The reader is left hanging a bit at the end – but, this is supposedly the first book in a series, so perhaps the author used a semi-cliffhanger ending to entice people to read the next volume. It was still a relatively satisfying read, so I give it three stars.
Given the current obsession with vampire/zombie movies and books, you might think that the last thing you need to read is another vampire novel. K. P. Ambroziak’s The Fifth Empire: The Journal of Vincent du Maurier, though is a vampire novel that takes a completely new direction.
It’s 2052, and Vincent du Maurier is leader of a clan of vampires that, due to the lack of human blood upon which to feed, and a virus that is now fatal to vampires, is on the verge of extinction. To make matters worse, the land is overrun by zombies who feed on vampire flesh – turning the vampire into a zombie in the process.

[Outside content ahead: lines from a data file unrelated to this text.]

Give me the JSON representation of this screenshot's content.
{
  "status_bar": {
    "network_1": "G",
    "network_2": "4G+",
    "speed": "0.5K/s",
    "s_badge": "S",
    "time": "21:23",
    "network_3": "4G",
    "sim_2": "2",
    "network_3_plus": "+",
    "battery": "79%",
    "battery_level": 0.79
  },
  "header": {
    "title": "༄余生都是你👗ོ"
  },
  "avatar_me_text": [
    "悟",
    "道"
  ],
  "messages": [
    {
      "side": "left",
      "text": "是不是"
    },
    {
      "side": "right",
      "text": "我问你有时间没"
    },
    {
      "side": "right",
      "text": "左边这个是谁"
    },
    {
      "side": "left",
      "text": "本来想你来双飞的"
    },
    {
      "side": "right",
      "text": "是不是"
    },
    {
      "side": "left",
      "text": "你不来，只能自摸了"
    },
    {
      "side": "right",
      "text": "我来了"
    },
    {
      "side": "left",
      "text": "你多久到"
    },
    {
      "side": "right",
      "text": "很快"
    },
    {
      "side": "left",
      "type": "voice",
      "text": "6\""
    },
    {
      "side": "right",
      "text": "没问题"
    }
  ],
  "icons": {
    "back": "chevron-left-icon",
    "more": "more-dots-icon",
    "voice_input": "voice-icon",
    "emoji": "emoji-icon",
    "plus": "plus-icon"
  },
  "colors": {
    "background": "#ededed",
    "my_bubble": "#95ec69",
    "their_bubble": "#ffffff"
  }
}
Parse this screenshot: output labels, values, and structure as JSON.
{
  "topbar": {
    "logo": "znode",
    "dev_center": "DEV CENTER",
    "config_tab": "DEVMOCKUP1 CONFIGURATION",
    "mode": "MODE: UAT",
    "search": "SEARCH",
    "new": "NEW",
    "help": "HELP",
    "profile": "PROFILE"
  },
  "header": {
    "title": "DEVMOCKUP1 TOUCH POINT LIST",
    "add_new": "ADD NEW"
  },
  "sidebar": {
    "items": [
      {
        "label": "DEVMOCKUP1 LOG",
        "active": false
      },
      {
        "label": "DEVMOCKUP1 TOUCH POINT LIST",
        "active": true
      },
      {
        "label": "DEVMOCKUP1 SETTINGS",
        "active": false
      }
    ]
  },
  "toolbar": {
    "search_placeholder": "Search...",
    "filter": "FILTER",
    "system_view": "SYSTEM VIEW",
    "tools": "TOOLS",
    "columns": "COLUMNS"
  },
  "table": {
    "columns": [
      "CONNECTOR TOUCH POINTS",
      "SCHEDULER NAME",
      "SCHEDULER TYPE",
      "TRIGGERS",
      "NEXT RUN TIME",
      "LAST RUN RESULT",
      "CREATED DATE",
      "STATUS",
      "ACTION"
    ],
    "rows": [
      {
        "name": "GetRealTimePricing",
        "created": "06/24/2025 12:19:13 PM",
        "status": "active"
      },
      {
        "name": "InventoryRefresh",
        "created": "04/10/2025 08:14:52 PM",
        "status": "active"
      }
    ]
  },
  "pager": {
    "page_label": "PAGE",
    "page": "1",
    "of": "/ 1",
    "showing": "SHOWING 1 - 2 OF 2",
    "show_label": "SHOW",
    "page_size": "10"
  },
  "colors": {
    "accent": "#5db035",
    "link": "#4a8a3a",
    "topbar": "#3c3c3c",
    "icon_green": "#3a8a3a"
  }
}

When Vincent and his group find three healthy humans, one of whom is a pregnant woman, it sets the clan on a course that none could have predicted. Could the fate of vampires and humans be intertwined? K. P. Ambroziak, with a combination of narrative that swings from gritty to delicate, and dialogue that gives you the feeling that you’re snooping on private conversations, managed to convince this reviewer that this is within the realm of possibility.
Ambroziak tells her story from the point of view of the vampire Vincent, a daring thing to do, given that any author desires that readers sympathize with your main character. Vincent is hard to sympathize with – he comes through, though, as a complex character – bad to the bone, but with a tiny streak of compassion beneath his pale, undead exterior, and even though his heart doesn’t beat, he is capable on occasion of almost human feeling.
I’m giving The Fifth Empire four stars for its excellent writing, tightly woven plot, and sheer entertainment value.